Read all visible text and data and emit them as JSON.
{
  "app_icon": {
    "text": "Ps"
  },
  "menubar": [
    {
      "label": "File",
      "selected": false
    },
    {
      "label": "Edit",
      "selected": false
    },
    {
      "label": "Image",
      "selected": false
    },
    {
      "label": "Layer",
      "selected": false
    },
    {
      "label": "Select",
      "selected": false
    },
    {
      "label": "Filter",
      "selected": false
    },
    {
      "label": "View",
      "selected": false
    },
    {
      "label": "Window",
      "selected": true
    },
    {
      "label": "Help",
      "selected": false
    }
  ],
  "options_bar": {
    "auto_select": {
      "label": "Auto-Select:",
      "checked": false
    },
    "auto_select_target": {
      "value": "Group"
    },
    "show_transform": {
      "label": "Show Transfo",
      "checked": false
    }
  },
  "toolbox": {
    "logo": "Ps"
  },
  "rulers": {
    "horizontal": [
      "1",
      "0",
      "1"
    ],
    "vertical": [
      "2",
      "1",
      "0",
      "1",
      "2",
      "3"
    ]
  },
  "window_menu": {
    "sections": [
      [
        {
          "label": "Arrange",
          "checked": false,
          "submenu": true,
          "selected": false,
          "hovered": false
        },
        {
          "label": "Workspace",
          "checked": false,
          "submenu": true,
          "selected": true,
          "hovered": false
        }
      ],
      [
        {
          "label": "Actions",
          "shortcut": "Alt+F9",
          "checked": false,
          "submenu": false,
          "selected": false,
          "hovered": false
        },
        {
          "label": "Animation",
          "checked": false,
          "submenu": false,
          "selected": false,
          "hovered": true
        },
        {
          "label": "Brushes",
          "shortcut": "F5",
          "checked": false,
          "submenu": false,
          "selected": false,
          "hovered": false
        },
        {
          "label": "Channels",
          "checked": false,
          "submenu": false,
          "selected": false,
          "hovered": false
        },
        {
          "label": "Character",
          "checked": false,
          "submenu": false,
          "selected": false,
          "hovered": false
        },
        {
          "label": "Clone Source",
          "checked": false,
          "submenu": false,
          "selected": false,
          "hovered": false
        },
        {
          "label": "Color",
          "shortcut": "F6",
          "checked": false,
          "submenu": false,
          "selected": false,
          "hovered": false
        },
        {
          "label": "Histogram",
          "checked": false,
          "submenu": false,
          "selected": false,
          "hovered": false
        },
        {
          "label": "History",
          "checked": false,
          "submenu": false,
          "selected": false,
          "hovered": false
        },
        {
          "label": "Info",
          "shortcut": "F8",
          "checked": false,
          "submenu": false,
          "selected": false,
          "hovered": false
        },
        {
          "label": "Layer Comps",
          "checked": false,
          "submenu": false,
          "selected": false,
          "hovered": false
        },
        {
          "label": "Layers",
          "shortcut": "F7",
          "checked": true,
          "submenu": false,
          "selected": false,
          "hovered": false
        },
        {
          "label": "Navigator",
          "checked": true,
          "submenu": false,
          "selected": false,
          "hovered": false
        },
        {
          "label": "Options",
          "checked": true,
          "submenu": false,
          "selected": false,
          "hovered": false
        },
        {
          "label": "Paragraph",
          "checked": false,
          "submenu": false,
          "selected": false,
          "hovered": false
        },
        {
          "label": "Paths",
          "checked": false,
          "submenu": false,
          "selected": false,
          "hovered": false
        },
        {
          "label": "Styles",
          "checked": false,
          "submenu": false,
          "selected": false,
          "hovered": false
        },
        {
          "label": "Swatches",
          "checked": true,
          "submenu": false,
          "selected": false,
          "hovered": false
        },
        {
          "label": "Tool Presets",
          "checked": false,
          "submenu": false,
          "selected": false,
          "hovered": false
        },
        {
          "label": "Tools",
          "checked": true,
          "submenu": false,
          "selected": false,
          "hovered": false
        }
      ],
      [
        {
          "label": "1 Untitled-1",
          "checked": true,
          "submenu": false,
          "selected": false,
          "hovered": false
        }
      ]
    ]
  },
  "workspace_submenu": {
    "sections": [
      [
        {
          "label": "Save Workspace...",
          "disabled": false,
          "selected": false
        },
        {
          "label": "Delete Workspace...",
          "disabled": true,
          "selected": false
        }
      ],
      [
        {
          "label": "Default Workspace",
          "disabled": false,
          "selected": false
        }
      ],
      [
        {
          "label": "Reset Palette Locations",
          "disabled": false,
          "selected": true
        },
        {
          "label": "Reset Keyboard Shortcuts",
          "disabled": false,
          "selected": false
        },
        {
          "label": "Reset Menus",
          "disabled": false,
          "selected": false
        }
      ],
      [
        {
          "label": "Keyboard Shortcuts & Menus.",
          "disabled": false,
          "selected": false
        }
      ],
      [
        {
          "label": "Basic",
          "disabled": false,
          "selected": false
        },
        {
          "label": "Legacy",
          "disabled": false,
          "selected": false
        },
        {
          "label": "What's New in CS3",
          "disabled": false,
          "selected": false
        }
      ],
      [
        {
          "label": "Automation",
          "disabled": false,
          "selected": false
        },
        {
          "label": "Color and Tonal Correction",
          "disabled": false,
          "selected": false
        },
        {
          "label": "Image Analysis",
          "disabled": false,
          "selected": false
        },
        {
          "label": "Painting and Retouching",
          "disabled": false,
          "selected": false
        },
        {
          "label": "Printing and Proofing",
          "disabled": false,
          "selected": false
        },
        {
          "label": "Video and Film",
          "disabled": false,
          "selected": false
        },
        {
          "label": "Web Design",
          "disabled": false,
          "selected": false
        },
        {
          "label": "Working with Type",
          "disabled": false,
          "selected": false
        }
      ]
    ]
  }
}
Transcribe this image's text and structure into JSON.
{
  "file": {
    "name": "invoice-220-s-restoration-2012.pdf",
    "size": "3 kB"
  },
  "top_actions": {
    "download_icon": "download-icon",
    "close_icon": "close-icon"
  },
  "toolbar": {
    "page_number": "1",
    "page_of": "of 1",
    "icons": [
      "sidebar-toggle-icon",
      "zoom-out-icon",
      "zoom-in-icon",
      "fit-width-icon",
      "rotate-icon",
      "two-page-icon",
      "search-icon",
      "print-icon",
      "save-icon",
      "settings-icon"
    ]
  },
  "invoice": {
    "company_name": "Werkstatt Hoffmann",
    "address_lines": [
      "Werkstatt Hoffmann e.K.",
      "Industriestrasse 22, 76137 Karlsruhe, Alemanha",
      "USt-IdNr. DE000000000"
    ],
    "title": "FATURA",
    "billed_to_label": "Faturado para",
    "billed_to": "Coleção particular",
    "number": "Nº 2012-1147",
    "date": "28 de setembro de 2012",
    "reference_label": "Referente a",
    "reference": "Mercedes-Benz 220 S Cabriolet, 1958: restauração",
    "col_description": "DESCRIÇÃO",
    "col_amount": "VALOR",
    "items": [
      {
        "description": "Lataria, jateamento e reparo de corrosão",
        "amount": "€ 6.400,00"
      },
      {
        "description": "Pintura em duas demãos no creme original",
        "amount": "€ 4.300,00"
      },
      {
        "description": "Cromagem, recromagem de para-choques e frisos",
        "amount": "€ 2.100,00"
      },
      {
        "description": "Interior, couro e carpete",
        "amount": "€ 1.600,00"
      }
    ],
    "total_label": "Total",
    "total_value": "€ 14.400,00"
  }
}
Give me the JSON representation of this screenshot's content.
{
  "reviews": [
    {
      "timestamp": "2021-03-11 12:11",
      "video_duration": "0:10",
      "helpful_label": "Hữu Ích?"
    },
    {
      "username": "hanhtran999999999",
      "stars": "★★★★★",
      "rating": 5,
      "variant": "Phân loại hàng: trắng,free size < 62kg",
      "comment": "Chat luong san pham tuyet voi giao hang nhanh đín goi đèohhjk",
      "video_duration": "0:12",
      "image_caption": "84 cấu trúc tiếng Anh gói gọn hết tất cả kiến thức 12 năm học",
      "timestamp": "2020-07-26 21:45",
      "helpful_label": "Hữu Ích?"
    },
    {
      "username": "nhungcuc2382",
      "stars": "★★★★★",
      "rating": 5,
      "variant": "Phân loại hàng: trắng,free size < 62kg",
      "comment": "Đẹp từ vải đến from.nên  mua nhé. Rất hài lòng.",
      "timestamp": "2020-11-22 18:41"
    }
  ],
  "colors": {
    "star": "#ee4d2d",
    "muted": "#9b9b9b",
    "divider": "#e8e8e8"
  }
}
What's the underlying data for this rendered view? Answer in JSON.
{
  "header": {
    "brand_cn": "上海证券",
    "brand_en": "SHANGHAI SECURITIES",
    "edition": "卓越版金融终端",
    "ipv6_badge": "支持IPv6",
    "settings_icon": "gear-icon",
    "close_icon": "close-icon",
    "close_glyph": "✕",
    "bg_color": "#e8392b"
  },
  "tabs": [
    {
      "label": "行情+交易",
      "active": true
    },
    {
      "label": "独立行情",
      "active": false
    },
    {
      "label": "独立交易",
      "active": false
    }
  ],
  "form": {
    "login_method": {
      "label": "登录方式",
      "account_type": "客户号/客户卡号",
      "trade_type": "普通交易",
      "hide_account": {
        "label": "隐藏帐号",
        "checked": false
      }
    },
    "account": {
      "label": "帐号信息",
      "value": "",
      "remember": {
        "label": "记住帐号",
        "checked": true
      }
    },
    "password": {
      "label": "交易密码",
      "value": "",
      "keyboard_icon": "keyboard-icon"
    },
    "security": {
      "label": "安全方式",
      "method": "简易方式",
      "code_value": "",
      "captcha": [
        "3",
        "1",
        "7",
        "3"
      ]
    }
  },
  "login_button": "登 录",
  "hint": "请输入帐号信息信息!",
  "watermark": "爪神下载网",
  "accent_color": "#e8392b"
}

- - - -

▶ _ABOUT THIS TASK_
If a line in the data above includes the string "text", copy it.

▶ _SOLVED EXERCISE_
Read all visible text and data and emit them as JSON.
    "text": "Ps"
Transcribe this image's text and structure into JSON.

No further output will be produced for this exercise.